Employment Law Update
In a significant decision that expands the rights of employees, the U.S. Court of Appeals for the Seventh Circuit, which covers Illinois, Indiana, and Wisconsin, recently ruled that discrimination on the basis of sexual orientation is a form of sex discrimination under Title VII of the Civil Rights Act of 1964. The case, Kimberly Hively v. Ivy Tech Community College, No. 15-1720 (7th Cir. April 4, 2017), is the first, and at this time the only, federal circuit court decision to reach this conclusion.
In that case, Kimberly Hively, a part-time professor at Ivy Tech Community College, alleged that she was repeatedly denied consideration for full-time positions and her part-time contract was not renewed due to her sexual orientation. She filed suit in the U.S. District Court for the Northern District of Indiana, alleging violations of Title VII. The District Court dismissed the case on the grounds that sexual orientation is not a protected class under Title VII. Ms. Hively appealed the District Court’s dismissal to the Seventh Circuit. She alleged that “if she had been a man married to a woman and everything else had stayed the same, Ivy Tech would not have refused to promote her and would not have fired her.” Based upon these allegations, the Seventh Circuit held that “a person who alleges that she experienced employment discrimination on the basis of her sexual orientation has put forth a case of sex discrimination for Title VII purposes” based upon the “common sense reality” that it is impossible to discriminate on the basis of sexual orientation without discriminating on the basis of sex.
While the Seventh Circuit is not the first court to hold that Title VII protects sexual orientation, it is the highest court to make such a finding.

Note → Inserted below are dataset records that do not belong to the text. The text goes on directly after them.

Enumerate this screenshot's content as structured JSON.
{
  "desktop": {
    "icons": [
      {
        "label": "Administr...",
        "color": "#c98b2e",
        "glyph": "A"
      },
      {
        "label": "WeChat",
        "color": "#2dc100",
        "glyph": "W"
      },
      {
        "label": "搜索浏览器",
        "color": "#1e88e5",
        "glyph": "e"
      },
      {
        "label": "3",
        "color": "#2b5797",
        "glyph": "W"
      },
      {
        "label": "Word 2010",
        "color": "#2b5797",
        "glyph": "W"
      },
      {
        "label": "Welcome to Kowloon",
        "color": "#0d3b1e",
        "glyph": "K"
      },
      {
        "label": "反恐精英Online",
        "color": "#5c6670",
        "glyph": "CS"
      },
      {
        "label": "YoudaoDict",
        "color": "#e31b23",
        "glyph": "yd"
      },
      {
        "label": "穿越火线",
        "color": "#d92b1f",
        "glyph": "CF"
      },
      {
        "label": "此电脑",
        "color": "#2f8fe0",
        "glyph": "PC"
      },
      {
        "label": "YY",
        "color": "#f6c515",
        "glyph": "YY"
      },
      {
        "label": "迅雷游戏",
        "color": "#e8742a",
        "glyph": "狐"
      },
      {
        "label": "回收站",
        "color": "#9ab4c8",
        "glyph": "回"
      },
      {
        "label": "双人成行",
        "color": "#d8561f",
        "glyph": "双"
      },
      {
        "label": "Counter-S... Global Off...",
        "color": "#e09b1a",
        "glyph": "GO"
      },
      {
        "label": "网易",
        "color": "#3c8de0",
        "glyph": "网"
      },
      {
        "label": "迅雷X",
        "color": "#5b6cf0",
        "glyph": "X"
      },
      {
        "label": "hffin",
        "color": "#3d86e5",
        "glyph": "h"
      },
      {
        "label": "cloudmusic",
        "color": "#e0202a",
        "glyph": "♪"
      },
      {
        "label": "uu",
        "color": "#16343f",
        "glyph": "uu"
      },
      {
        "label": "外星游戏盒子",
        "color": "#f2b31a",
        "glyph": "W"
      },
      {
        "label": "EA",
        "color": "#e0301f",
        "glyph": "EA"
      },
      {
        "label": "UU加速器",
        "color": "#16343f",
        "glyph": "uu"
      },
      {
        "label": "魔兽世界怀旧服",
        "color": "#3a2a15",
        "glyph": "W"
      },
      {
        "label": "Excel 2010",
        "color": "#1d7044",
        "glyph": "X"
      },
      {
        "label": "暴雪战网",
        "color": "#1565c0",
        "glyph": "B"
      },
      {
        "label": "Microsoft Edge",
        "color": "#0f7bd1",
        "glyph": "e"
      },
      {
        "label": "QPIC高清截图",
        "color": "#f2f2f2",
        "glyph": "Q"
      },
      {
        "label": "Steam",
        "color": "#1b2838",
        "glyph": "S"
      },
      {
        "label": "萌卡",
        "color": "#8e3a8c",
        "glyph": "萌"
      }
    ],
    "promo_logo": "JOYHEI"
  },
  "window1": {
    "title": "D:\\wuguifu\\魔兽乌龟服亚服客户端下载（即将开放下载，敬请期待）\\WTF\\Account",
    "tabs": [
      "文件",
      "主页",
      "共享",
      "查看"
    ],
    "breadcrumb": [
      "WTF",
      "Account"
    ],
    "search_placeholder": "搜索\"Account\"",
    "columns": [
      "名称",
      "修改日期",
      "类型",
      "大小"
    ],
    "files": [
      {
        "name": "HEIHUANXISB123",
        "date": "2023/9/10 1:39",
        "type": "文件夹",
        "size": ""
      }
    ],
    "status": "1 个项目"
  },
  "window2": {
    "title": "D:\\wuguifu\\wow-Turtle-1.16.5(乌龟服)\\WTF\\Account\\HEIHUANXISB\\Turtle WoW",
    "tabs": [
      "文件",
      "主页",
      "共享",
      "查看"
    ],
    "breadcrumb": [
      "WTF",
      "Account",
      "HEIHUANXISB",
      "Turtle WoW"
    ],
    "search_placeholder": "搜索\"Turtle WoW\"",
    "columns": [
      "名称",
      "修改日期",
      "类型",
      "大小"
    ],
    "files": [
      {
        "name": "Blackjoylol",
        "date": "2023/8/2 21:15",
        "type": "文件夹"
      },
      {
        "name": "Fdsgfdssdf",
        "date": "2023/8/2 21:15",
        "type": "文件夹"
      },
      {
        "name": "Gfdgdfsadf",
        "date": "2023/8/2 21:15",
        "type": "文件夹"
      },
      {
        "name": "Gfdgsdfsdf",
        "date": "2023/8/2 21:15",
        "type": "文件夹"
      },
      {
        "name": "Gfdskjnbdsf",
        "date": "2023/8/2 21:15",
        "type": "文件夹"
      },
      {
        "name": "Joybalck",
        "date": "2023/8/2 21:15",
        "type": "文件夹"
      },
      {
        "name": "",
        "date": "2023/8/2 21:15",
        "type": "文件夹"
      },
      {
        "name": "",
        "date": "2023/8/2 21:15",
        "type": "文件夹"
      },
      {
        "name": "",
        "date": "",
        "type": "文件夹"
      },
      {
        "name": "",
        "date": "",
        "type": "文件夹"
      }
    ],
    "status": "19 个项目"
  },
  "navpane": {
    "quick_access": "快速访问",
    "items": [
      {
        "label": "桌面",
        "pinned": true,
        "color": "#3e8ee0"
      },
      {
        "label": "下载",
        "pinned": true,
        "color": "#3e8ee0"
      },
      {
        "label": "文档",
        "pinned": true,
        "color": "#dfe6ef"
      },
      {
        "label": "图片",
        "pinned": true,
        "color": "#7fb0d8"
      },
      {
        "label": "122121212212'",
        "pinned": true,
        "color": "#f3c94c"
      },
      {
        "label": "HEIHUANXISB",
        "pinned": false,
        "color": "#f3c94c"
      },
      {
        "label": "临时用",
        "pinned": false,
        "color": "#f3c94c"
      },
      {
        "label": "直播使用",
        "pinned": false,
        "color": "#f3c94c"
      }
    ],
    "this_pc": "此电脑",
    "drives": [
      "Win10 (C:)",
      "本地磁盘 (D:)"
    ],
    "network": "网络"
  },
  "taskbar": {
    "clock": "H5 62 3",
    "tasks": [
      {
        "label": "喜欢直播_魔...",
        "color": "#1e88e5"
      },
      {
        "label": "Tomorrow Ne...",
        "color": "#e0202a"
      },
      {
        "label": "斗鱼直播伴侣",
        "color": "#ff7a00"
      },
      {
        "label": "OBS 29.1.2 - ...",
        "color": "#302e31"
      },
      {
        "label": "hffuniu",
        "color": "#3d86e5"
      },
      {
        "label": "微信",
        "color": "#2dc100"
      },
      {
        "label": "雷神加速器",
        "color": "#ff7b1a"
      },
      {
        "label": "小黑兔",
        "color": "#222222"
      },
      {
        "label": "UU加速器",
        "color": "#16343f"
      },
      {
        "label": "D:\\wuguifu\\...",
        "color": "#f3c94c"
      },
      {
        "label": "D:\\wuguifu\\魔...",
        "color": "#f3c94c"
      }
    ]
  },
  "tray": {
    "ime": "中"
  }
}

The U.S. Equal Employment Opportunity Commission (EEOC) has taken a similar position since 2015. This issue will likely find its way to the U.S. Supreme Court sooner rather than later.
Although the Seventh Circuit’s decision is not binding on Ohio employers, its ruling suggests a growing trend to recognize sexual orientation as a protected class under Title VII. Employers would be wise to keep an eye on this trend and be cautious in making any employment-related decisions based on an employee’s sexual orientation.
If you have any questions or would like to discuss the above issues in more detail, please do not hesitate to contact Bryan Niemeyer, Certified Labor and Employment Law Specialist, Faulkner, Garmhausen, Keister & Shenk, A Legal Professional Association, at 937-492-1271 or email@example.com.